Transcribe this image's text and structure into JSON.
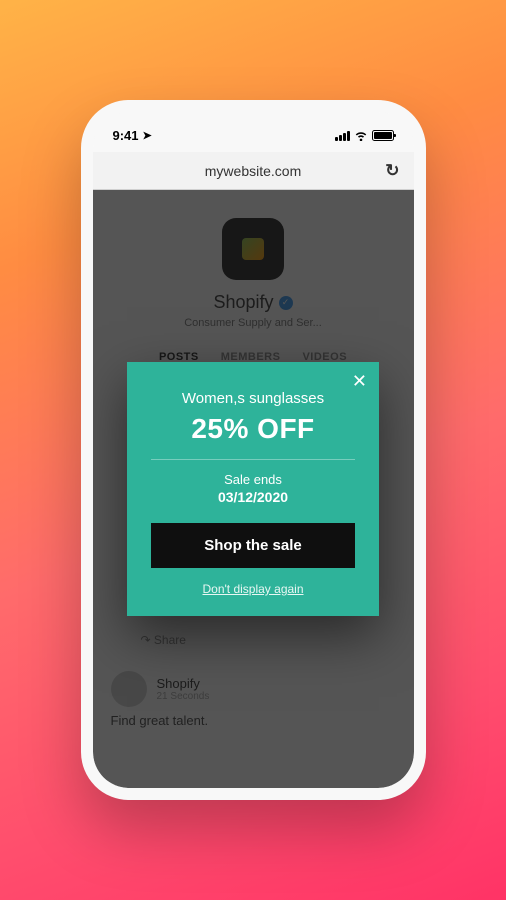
{
  "status_bar": {
    "time": "9:41"
  },
  "browser": {
    "url": "mywebsite.com"
  },
  "background": {
    "profile_name": "Shopify",
    "profile_sub": "Consumer Supply and Ser...",
    "tabs": {
      "posts": "POSTS",
      "members": "MEMBERS",
      "videos": "VIDEOS"
    },
    "share_label": "Share",
    "post": {
      "name": "Shopify",
      "time": "21 Seconds",
      "text": "Find great talent."
    }
  },
  "popup": {
    "title": "Women,s sunglasses",
    "discount": "25% OFF",
    "sale_ends_label": "Sale ends",
    "sale_ends_date": "03/12/2020",
    "cta_label": "Shop the sale",
    "dismiss_label": "Don't display again"
  }
}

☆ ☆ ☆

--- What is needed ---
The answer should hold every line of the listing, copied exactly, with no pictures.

--- Solution to the problem ---
Transcribe this image's text and structure into JSON.
{
  "status_bar": {
    "time": "9:41"
  },
  "browser": {
    "url": "mywebsite.com"
  },
  "background": {
    "profile_name": "Shopify",
    "profile_sub": "Consumer Supply and Ser...",
    "tabs": {
      "posts": "POSTS",
      "members": "MEMBERS",
      "videos": "VIDEOS"
    },
    "share_label": "Share",
    "post": {
      "name": "Shopify",
      "time": "21 Seconds",
      "text": "Find great talent."
    }
  },
  "popup": {
    "title": "Women,s sunglasses",
    "discount": "25% OFF",
    "sale_ends_label": "Sale ends",
    "sale_ends_date": "03/12/2020",
    "cta_label": "Shop the sale",
    "dismiss_label": "Don't display again"
  }
}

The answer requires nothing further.